━━ Data extracts ━━

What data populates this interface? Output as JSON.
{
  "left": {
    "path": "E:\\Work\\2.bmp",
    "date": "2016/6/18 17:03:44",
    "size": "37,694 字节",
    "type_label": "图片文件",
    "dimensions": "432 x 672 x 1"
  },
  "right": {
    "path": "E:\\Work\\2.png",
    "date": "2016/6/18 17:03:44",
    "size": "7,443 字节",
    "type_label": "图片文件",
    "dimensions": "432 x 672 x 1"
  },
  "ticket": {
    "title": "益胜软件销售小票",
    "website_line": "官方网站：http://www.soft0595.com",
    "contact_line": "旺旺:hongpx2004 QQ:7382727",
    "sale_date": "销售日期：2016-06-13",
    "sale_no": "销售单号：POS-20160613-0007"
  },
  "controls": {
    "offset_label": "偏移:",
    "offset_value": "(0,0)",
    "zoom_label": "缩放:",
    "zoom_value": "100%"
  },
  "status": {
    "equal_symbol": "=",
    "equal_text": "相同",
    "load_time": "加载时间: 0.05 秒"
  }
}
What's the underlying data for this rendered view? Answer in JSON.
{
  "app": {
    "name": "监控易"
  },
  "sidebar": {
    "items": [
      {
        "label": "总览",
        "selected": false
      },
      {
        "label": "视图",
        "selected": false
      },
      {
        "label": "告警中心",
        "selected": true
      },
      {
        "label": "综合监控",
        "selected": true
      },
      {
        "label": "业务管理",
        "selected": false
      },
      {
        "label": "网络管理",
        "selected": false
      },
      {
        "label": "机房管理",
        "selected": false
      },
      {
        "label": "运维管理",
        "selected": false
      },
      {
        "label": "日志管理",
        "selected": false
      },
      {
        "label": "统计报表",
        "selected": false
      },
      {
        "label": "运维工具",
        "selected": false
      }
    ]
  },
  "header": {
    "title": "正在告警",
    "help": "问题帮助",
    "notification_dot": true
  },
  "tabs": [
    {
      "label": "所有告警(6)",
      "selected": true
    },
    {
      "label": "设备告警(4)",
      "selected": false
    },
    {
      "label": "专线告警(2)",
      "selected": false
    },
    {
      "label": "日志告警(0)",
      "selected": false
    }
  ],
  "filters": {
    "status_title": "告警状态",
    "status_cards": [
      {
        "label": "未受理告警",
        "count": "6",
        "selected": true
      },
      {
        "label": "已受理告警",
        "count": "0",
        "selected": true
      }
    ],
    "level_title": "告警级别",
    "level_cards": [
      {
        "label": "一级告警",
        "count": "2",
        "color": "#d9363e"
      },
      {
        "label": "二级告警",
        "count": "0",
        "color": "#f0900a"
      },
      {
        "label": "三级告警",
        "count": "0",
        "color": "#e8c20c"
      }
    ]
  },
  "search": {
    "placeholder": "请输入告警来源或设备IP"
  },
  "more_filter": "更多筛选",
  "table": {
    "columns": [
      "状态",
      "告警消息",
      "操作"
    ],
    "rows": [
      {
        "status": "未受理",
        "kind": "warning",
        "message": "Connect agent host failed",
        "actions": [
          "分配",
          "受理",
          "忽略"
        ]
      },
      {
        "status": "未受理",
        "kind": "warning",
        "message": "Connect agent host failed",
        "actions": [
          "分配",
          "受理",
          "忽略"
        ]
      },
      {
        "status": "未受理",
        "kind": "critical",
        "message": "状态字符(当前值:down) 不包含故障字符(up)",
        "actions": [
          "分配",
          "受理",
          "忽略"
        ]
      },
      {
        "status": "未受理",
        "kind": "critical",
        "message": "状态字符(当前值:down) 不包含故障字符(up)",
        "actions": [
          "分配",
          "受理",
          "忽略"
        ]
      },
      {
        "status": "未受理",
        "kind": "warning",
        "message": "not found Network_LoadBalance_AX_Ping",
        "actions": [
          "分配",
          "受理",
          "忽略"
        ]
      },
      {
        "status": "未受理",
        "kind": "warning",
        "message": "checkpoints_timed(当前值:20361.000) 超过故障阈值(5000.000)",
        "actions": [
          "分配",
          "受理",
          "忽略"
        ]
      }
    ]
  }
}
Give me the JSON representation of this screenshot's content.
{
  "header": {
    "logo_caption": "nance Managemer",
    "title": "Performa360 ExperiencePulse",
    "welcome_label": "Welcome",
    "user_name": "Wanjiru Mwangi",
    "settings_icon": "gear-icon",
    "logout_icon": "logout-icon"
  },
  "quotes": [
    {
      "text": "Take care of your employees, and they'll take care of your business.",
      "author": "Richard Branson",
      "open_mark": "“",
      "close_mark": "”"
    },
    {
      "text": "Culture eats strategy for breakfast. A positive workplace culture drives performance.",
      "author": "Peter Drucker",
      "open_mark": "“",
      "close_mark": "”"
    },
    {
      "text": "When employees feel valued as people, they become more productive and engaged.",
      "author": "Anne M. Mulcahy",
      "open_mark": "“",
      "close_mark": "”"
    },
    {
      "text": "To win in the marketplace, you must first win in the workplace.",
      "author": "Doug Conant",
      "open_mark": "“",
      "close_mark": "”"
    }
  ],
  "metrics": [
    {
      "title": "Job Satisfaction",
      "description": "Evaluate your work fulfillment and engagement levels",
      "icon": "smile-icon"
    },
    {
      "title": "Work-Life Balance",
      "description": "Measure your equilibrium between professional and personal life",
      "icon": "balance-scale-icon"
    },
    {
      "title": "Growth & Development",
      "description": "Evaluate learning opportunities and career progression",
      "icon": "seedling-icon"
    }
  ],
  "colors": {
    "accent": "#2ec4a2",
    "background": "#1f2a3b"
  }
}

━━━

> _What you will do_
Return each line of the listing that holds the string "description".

> _Result for this task_
      "description": "Evaluate your work fulfillment and engagement levels",
      "description": "Measure your equilibrium between professional and personal life",
      "description": "Evaluate learning opportunities and career progression",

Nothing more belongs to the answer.